The first programming language I coded in is QuickBasic. I loved the simplicity and especially the IDE. It made things simple for a starter. Later I discovered Visual Basic which extended the same simplicity and added the “Visual” element with a splendid editor for GUI.
In between I did some projects using Java, C#, C, C++. None of these impressed me too much. I hated Java’s imposition of stiff rules and it’s dogged adherence to “everything in a class” attitude. C# was better. C++ just turned me off because of the monster it is. I did not like C at all because of its total lack of automated memory handling (like GC). I’ve been doing a lot of coding in C now-a-days as part of my job and I must admit that I like it a lot for its simplicity in primitives and promise of “closeness to hardware” and hence the predictability and performance.
I did a small part of my final year project using Python. However, for some unfathomable reason, Python did not impress me at all then. When I started working at Veveo I used Python for a project and got hooked. It’s simplicity and “readability” got me. The power of wielding this tool got me drunk
Python was designed from the beginning to be a “easy to read” language. Most, if not all, of the syntax is intuitive. The indentation adds to the readability aspect. The policy of “only one way to do a thing” does wonders for readability. Everyone does a certain thing only the “one” way. If you are wondering why the heck I am talking so much about readability, you should consider the fact that an average programmer spends most of his time “reading” code. You have to read your code after you’ve just written it. You’ve to read your code the next day when you resume work. You’ve to read your code the moment a bug is found. You have to read your code when someone asks you how some aspect of it works a couple of months later. You’ve have to read your code when making a teeny-weeny feature addition. I just cannot emphasize enough how much time is spent is just reading. There have been times when I would spend a whole day just reading code and finally making “a single line of code change” at the end of the day!
So there it is. Python makes it possible to write readable code and that does wonders to programmer productivity. Maintaining your code becomes easier. Understanding your collegues code becomes easier and most of all understanding code written by someone across the world becomes easier – so you can start reusing components more quickly and with more confidence than ever before.
I simply love Python.
You must be wondering where I am taking this discussion… because the title says something about a Python being abused.

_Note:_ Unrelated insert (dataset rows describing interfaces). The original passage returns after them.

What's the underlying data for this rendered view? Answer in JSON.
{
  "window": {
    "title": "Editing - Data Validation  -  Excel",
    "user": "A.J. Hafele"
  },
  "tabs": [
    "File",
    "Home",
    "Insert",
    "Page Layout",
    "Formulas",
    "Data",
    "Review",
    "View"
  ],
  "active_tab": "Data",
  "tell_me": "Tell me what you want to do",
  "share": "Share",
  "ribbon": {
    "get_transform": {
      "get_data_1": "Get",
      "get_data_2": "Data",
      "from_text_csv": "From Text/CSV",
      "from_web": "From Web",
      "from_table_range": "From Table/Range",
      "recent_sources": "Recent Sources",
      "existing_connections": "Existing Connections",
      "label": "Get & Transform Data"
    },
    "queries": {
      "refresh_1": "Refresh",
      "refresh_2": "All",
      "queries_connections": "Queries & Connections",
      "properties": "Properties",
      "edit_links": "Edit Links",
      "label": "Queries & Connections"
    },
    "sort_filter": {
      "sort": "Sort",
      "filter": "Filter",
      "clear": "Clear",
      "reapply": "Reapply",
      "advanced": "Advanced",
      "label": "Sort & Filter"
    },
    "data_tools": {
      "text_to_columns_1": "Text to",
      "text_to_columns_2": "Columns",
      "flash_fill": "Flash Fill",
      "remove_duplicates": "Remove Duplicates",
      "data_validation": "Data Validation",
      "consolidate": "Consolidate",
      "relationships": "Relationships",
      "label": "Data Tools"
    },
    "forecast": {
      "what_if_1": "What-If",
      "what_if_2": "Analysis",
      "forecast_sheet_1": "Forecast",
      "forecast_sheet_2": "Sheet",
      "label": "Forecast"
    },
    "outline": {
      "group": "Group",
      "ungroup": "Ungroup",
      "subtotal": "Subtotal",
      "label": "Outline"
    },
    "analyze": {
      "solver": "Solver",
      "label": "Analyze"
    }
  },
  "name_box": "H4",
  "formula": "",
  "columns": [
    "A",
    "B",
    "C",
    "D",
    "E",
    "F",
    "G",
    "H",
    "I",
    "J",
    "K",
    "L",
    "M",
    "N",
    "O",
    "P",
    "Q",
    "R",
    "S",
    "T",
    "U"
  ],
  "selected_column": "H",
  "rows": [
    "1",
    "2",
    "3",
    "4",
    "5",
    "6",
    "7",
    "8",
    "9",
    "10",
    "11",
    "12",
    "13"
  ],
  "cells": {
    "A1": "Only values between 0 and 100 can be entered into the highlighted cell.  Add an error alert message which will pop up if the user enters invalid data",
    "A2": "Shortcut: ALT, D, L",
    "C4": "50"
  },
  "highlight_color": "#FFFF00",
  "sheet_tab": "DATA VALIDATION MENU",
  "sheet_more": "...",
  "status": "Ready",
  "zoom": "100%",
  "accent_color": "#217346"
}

Who is abusing the Python anyway?
I’ve noticed how newbies code in Python and found it particulary intriguing. What is interesting here is that every person comes from a certain programming background and are used to doing things in a certain way. When they are thrown into a situation where they have to learn a new language and write some code in it, they invariably apply the vast experience they have in their language of choice
I’ve had the oppurtunity of observing people from Java, C, Perl, VB (yes, Perl) backgrounds writing code in Python. The Java guys stress test multiple inhertitance in Python and bring the much cherished “everything in a class” practice to the Python. The C guys who are more often than not obsessed with performace and optimization put their brains to work and implement a strcpy using a “for loop” and insist on doing a “shift” instead of “division/multiplication”. The Perl guys just don’t seem to like the alphanumerals. They craft Python code with ingenious application making it look very concise. The more characters in one line the better the code. The more non-alphanumerals the better coder you are. That’s the way of the “Perl’ies”. The VB guys languish for a while complaining constantly about the lack of a proper IDE and after trying out various Python editors, decide to call it quits and go home to comfortable VB. I know, I know ….. I was a VB guy too and I did search for IDE’s too … But then I found VIM and everything was good
I’ve had the good (snigger) fortune of maintaining some of these brilliant artifacts and had my share of nightmares and laugh-outs. I thought I had seen it all, until I saw something today. I told myself — “Never underestimate a brilliant C programmer who has found exec and eval in Python” … Yes, you can quote me on this
guido = "is speechless" larry = "went nuts" sergey = "has seen it all now" ... ... for idx in ['guido','larry','sergey']: idxv=eval(idx) if(not idxv and dd.has_key(idx)): idxv='%s="%s"' %(idx,dd[idx]) exec(idxv) ... ...
No….. I don’t think I’ve seen it all….